If the shoe fits... sell it
"When you're a startup guy and you get a job at a big company, what's the first thing you do? You start working on stuff on the side."
Most sneakerheads love the thrill of the hunt - the search for rare items and the price curiosities of supply and demand.
Luber fits in here, but he is among only a select few to have the business foresight to see an idea and develop an accessible market for sneakerheads around the world.
In other words, a way to sell items at their true market value.
That big idea is now a reality.
Luber is co-founder and CEO of StockX, the world's first "stock market of things." StockX is an online marketplace which connects buyers and sellers using the same method as the world's stock markets, an anonymous, transparent and authentic bid/ask market. "It was very clear that there were some people who were passionately interested in this small space," he said. "A very small Venn diagram overlap of sneakers and data."
At its launch, StockX had 20,000 pairs of sneakers for sale.
In addition to sneakers, StockX also allows its members to buy and sell streetwear clothing and accessories, watches and handbags.
Today, Luber sits in the middle of a brave new world of finance, tech and culture. But it has taken years to formulate the process of accurately valuing sneakers and other items. He began with Campless, a site to value sneakers (like what Kelley Blue Book does for cars).
He looks the part of culture courier.
Luber often wears a backwards baseball cap and hoodie. He also has a resume that includes IBM, and significant studies in data analysis and strategy. If the idea seems massive, it's because it is.
But Luber is a dreamer that isn't easily slowed.
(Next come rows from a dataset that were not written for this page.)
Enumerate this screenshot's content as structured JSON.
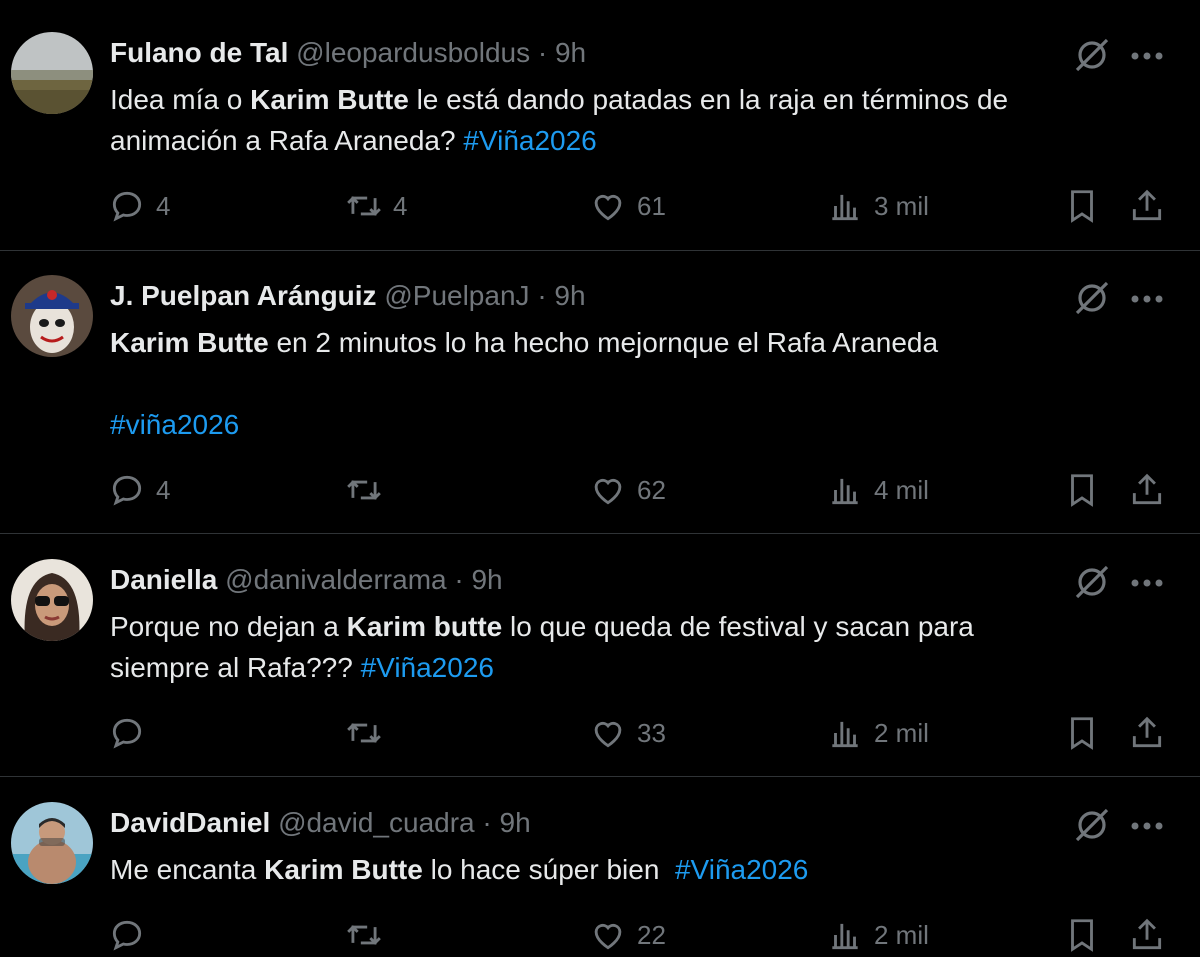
{
  "tweets": [
    {
      "name": "Fulano de Tal",
      "handle": "@leopardusboldus",
      "dot": "·",
      "time": "9h",
      "line1": [
        {
          "t": "Idea mía o ",
          "s": "plain"
        },
        {
          "t": "Karim Butte",
          "s": "bold"
        },
        {
          "t": " le está dando patadas en la raja en términos de",
          "s": "plain"
        }
      ],
      "line2": [
        {
          "t": "animación a Rafa Araneda? ",
          "s": "plain"
        },
        {
          "t": "#Viña2026",
          "s": "hashtag"
        }
      ],
      "replies": "4",
      "retweets": "4",
      "likes": "61",
      "views": "3 mil"
    },
    {
      "name": "J. Puelpan Aránguiz",
      "handle": "@PuelpanJ",
      "dot": "·",
      "time": "9h",
      "line1": [
        {
          "t": "Karim Butte",
          "s": "bold"
        },
        {
          "t": " en 2 minutos lo ha hecho mejornque el Rafa Araneda",
          "s": "plain"
        }
      ],
      "line2": [
        {
          "t": "#viña2026",
          "s": "hashtag"
        }
      ],
      "replies": "4",
      "retweets": "",
      "likes": "62",
      "views": "4 mil"
    },
    {
      "name": "Daniella",
      "handle": "@danivalderrama",
      "dot": "·",
      "time": "9h",
      "line1": [
        {
          "t": "Porque no dejan a ",
          "s": "plain"
        },
        {
          "t": "Karim butte",
          "s": "bold"
        },
        {
          "t": " lo que queda de festival y sacan para",
          "s": "plain"
        }
      ],
      "line2": [
        {
          "t": "siempre al Rafa??? ",
          "s": "plain"
        },
        {
          "t": "#Viña2026",
          "s": "hashtag"
        }
      ],
      "replies": "",
      "retweets": "",
      "likes": "33",
      "views": "2 mil"
    },
    {
      "name": "DavidDaniel",
      "handle": "@david_cuadra",
      "dot": "·",
      "time": "9h",
      "line1": [
        {
          "t": "Me encanta ",
          "s": "plain"
        },
        {
          "t": "Karim Butte",
          "s": "bold"
        },
        {
          "t": " lo hace súper bien  ",
          "s": "plain"
        },
        {
          "t": "#Viña2026",
          "s": "hashtag"
        }
      ],
      "line2": [],
      "replies": "",
      "retweets": "",
      "likes": "22",
      "views": "2 mil"
    }
  ],
  "colors": {
    "background": "#000000",
    "text": "#e7e9ea",
    "secondary": "#71767b",
    "hashtag": "#1d9bf0",
    "separator": "#2f3336"
  },
  "icons": [
    "reply-icon",
    "retweet-icon",
    "like-icon",
    "views-icon",
    "bookmark-icon",
    "share-icon",
    "grok-icon",
    "more-icon"
  ]
}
"The resale sneaker market is just supply and demand. This is Econ 101, BBA, day one, 1996 for me."
"When you're a startup guy and you get a job at a big company, what's the first thing you do? You start working on stuff on the side," Luber said. "So that was the impetus to be like, 'Well, if it's kind of a side project, I wonder if I could get a hold of all this sneaker data? Just for fun, just to kind of see what I could do with it, because I was doing other data work at IBM and because I liked sneakers. And that was really the beginning of the company — the merging of sneakers and data."
Indeed, the growth of this business is traced to Luber's personal story of growing up in Philadelphia and salivating over a pair of Jordans. He recalls a time when those shoes were $100.
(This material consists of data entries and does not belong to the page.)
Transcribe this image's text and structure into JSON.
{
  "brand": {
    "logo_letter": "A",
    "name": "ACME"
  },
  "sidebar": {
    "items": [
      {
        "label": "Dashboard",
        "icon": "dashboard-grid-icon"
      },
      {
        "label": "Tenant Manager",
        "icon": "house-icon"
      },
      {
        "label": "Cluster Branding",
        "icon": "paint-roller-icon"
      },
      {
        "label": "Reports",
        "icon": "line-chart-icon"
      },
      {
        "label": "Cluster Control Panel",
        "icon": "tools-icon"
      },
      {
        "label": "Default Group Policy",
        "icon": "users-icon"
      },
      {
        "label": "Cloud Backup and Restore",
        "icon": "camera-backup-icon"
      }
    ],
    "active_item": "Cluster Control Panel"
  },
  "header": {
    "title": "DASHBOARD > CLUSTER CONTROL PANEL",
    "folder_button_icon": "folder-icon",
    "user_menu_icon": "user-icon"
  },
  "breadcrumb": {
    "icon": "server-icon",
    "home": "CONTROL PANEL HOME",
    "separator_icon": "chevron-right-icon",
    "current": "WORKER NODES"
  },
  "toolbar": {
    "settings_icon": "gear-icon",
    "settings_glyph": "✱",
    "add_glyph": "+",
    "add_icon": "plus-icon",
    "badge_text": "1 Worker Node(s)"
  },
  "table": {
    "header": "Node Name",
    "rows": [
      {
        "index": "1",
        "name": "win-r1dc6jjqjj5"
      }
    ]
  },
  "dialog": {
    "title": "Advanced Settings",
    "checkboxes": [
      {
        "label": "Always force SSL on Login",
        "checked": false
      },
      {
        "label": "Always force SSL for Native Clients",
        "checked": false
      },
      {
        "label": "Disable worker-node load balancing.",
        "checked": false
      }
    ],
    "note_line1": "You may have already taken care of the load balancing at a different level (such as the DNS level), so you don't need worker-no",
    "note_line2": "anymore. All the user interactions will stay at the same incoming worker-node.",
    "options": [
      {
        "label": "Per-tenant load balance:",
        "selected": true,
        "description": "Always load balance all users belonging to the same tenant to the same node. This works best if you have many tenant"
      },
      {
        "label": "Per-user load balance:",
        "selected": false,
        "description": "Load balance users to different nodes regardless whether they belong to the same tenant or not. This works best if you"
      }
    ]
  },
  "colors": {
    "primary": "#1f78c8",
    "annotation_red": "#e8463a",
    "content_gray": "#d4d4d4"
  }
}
That was, in his words, "absolutely crazy" compared to other shoe sales. In recent years, the collectible shoe industry has turned more than 9 million pairs of sneakers for a conservative estimate of $1.2 billion in the U.S. alone. None of this revenue is seen by the brands and primary retailers. This is happening in secondary marketplaces like StockX and eBay.
"The resale sneaker market is just supply and demand," Luber said at Goizueta's Entrepreneurship Summit in Spring 2017. "This is Econ 101, BBA, day one, 1996 for me."
For example, one of the hottest shoes on the market recently released shoes retailing for $220, but on StockX, the price skyrocketed to nearly $1,000.
"I knew there was definitely something here, there's definitely interest in this space, definitely people using it, but is there a business," Luber recalled. "I talked to pretty much everybody in the sneaker industry — Nike, eBay, Foot Locker — trying to figure out really, what do I do with this little data company. Was it really a good fit? I don't want to say I was about to give up, but there really weren't many other people left to talk to."
One day just after Easter in 2015, he received a "random" email from two people working with Dan Gilbert, the owner of the Cleveland Cavaliers and chairman and founder of Rock Ventures and Quicken Loans Inc.
"That was absolutely the capstone moment," Luber said. "I was building from the ground up. I was in the sneaker world and just found a better way for the sneaker world to function and operate.
"Dan was kind of coming from top down. I was like, 'This would be perfect for a sneaker stock market.' Dan was like, 'No, this should be how the whole world works. This should be the future of all e-commerce."
At the time, Gilbert told TechCrunch StockX would deliver the kind of trading platform and visibility to tangible products that financial and commodities markets have used for decades.
"StockX's live marketplace will harness the internet's natural ability to facilitate a better way to transact certain segments of e-commerce," Gilbert said. "The efficiency, credibility and liquidity of the financial markets have been foundational to the largest economy in the world. We believe this is the right time to extend this fundamental concept to appropriate sectors of the online consumer marketplace."
Luber envisions an expansion into retail and connecting more dots with the primary and secondary markets. With each day, Luber's big idea grows larger.
"When Dan and I joined forces to do this together, it was always about the bigger idea. It was always about a stock market of things, about a model," Luber said. "It truly does not exist in a consumer marketplace outside of the actual stock exchange. We still have a long way to go to reach that whole vision, but we've proven that it works really well in a few categories. Now we get to go out and continue to really develop that big idea."